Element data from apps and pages
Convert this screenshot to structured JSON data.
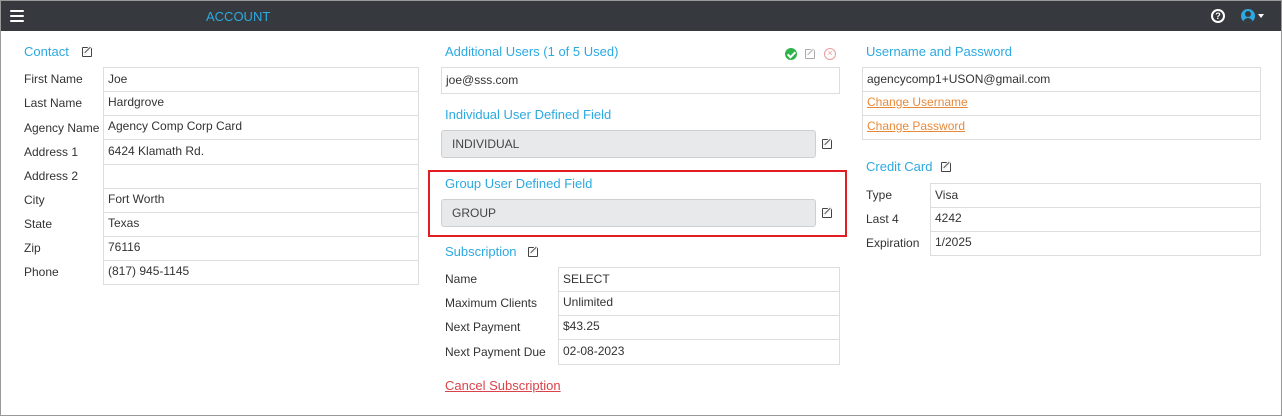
{
  "header": {
    "title": "ACCOUNT"
  },
  "contact": {
    "title": "Contact",
    "fields": [
      {
        "label": "First Name",
        "value": "Joe"
      },
      {
        "label": "Last Name",
        "value": "Hardgrove"
      },
      {
        "label": "Agency Name",
        "value": "Agency Comp Corp Card"
      },
      {
        "label": "Address 1",
        "value": "6424 Klamath Rd."
      },
      {
        "label": "Address 2",
        "value": ""
      },
      {
        "label": "City",
        "value": "Fort Worth"
      },
      {
        "label": "State",
        "value": "Texas"
      },
      {
        "label": "Zip",
        "value": "76116"
      },
      {
        "label": "Phone",
        "value": "(817) 945-1145"
      }
    ]
  },
  "additional_users": {
    "title": "Additional Users (1 of 5 Used)",
    "users": [
      "joe@sss.com"
    ]
  },
  "individual_udf": {
    "title": "Individual User Defined Field",
    "value": "INDIVIDUAL"
  },
  "group_udf": {
    "title": "Group User Defined Field",
    "value": "GROUP"
  },
  "subscription": {
    "title": "Subscription",
    "fields": [
      {
        "label": "Name",
        "value": "SELECT"
      },
      {
        "label": "Maximum Clients",
        "value": "Unlimited"
      },
      {
        "label": "Next Payment",
        "value": "$43.25"
      },
      {
        "label": "Next Payment Due",
        "value": "02-08-2023"
      }
    ],
    "cancel_label": "Cancel Subscription"
  },
  "credentials": {
    "title": "Username and Password",
    "username": "agencycomp1+USON@gmail.com",
    "change_username_label": "Change Username",
    "change_password_label": "Change Password"
  },
  "credit_card": {
    "title": "Credit Card",
    "fields": [
      {
        "label": "Type",
        "value": "Visa"
      },
      {
        "label": "Last 4",
        "value": "4242"
      },
      {
        "label": "Expiration",
        "value": "1/2025"
      }
    ]
  },
  "colors": {
    "header_bg": "#363a3e",
    "accent": "#2ca9e1",
    "link_orange": "#e8893a",
    "cancel_red": "#d9434b",
    "highlight_red": "#e11d23",
    "success_green": "#2db34a"
  }
}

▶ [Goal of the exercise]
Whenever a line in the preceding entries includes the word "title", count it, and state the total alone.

▶ [Task answer]
8